== Segment start ==
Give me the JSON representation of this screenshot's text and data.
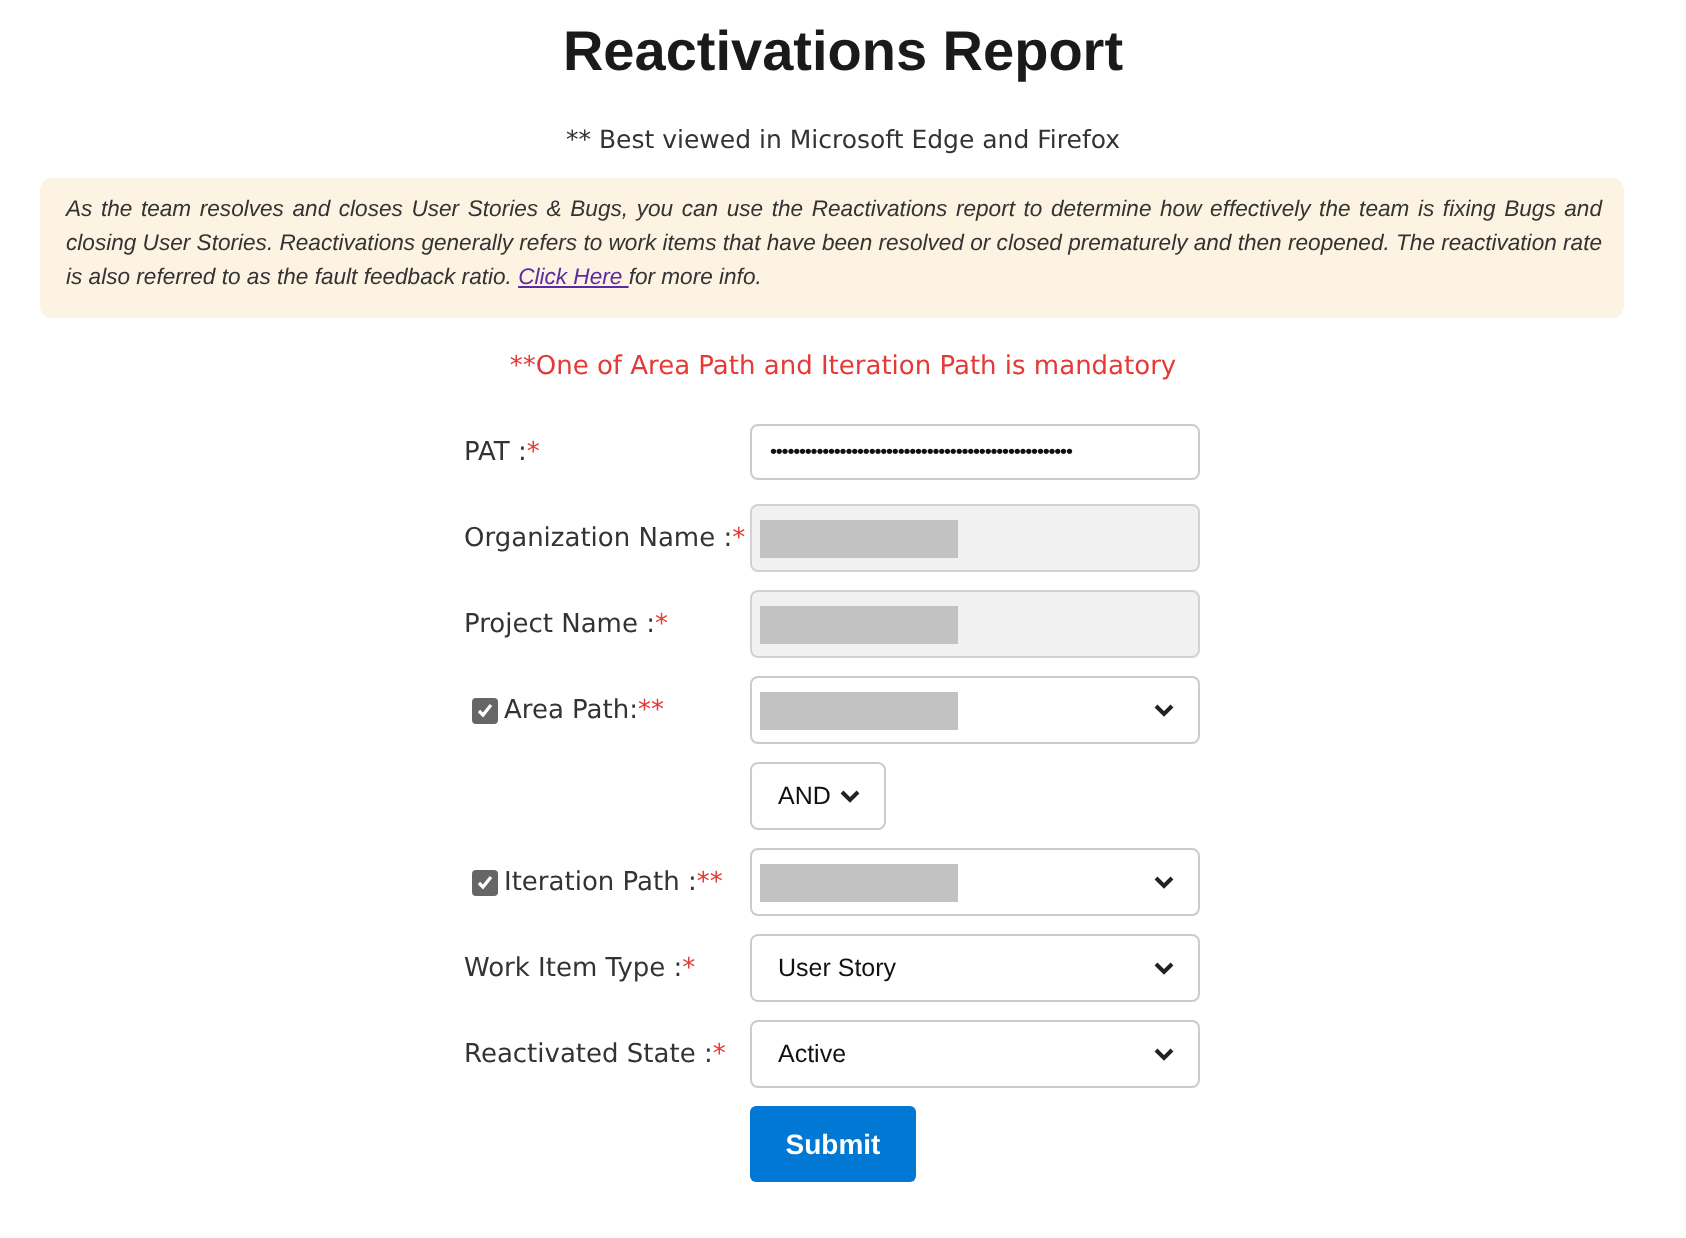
{
  "title": "Reactivations Report",
  "browser_note": "** Best viewed in Microsoft Edge and Firefox",
  "info": {
    "text": "As the team resolves and closes User Stories & Bugs, you can use the Reactivations report to determine how effectively the team is fixing Bugs and closing User Stories. Reactivations generally refers to work items that have been resolved or closed prematurely and then reopened. The reactivation rate is also referred to as the fault feedback ratio.",
    "link": "Click Here ",
    "after": "for more info."
  },
  "mandatory_note": "**One of Area Path and Iteration Path is mandatory",
  "fields": [
    {
      "kind": "password",
      "label": "PAT :",
      "required": "*",
      "value": "••••••••••••••••••••••••••••••••••••••••••••••••••••"
    },
    {
      "kind": "text",
      "label": "Organization Name :",
      "required": "*",
      "redacted": true,
      "disabled": true
    },
    {
      "kind": "text",
      "label": "Project Name :",
      "required": "*",
      "redacted": true,
      "disabled": true
    },
    {
      "kind": "select",
      "label": "Area Path:",
      "required": "**",
      "checked": true,
      "redacted": true
    },
    {
      "kind": "operator",
      "value": "AND"
    },
    {
      "kind": "select",
      "label": "Iteration Path :",
      "required": "**",
      "checked": true,
      "redacted": true
    },
    {
      "kind": "select",
      "label": "Work Item Type :",
      "required": "*",
      "value": "User Story"
    },
    {
      "kind": "select",
      "label": "Reactivated State :",
      "required": "*",
      "value": "Active"
    }
  ],
  "submit": "Submit"
}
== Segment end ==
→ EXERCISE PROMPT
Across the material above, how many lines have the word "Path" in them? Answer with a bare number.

→ PROBLEM SOLUTION
3